What is being asked
For this exercise, copy each line of the records that contains the word "Andy".

Dataset rows for apps and sites
"""

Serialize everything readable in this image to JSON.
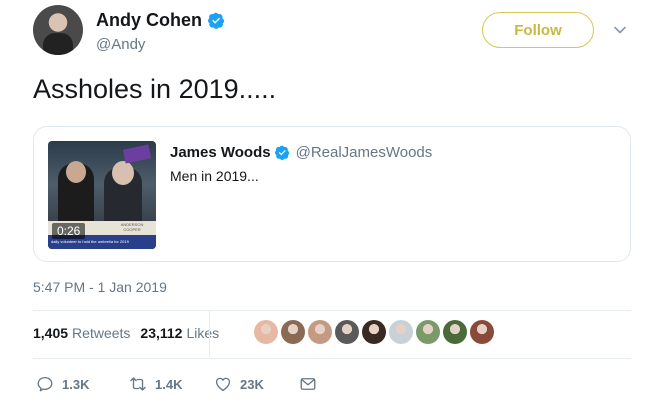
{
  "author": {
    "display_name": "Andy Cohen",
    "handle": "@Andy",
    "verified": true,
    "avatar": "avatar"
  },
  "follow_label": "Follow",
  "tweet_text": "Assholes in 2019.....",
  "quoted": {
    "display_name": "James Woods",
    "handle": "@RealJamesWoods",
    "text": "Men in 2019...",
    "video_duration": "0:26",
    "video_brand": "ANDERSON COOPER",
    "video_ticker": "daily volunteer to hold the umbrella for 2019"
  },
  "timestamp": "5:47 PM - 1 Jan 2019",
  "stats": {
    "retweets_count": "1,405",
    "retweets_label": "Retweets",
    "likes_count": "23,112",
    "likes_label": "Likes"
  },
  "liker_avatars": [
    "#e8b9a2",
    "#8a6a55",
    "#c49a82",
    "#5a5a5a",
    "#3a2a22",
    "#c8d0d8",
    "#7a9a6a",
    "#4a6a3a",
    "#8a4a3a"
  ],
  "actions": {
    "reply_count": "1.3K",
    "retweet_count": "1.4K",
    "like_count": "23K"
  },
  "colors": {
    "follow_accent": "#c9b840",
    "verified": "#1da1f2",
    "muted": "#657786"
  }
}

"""
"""

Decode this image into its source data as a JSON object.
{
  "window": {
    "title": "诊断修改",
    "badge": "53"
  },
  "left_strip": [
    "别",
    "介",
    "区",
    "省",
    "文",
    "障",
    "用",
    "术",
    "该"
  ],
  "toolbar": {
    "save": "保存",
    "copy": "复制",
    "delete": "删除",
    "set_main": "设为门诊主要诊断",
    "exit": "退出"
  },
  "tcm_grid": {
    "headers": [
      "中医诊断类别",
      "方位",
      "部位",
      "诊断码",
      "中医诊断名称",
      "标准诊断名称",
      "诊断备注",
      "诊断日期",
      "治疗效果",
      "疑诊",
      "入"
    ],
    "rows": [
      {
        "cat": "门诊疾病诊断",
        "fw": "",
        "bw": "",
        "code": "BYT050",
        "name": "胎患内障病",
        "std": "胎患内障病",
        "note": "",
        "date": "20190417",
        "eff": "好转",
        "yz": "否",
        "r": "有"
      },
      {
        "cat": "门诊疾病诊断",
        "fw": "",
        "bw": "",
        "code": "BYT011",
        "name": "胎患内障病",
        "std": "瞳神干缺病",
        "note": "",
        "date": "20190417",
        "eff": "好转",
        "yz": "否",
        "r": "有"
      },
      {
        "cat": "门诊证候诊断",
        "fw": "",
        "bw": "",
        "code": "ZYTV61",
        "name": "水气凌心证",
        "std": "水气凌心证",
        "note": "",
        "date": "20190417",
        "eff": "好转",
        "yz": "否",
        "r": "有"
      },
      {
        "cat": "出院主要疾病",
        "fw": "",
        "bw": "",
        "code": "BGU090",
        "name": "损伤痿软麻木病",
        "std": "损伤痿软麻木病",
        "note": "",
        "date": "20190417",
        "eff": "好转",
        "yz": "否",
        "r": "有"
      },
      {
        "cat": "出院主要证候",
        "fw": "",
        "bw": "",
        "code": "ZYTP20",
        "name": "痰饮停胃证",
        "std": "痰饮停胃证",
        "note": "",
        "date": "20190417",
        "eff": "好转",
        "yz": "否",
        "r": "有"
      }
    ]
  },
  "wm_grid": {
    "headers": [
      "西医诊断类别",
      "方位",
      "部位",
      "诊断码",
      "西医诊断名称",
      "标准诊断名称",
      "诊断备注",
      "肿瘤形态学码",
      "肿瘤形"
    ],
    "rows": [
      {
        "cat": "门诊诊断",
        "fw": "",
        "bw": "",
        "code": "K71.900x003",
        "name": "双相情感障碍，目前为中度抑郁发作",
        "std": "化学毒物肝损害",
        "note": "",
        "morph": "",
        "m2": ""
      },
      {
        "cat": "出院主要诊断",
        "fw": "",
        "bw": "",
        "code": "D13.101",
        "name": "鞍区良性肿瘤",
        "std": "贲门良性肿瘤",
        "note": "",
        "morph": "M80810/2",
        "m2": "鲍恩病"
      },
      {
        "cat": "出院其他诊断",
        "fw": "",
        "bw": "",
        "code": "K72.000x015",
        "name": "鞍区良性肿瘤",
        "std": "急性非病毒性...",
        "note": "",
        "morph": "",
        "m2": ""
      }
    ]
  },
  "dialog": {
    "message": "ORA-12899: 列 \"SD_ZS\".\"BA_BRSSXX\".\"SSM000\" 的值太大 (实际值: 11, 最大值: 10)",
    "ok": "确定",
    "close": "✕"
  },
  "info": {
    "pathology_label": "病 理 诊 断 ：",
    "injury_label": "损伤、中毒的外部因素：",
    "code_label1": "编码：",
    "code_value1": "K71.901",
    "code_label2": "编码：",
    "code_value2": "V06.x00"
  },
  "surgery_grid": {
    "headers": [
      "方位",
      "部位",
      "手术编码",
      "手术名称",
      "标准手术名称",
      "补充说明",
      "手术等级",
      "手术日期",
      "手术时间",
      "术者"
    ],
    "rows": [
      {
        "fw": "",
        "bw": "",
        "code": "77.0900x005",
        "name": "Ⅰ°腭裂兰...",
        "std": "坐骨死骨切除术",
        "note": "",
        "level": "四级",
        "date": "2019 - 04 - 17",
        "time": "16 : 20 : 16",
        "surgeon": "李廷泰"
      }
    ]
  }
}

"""

Final answer
    "display_name": "Andy Cohen",
    "handle": "@Andy",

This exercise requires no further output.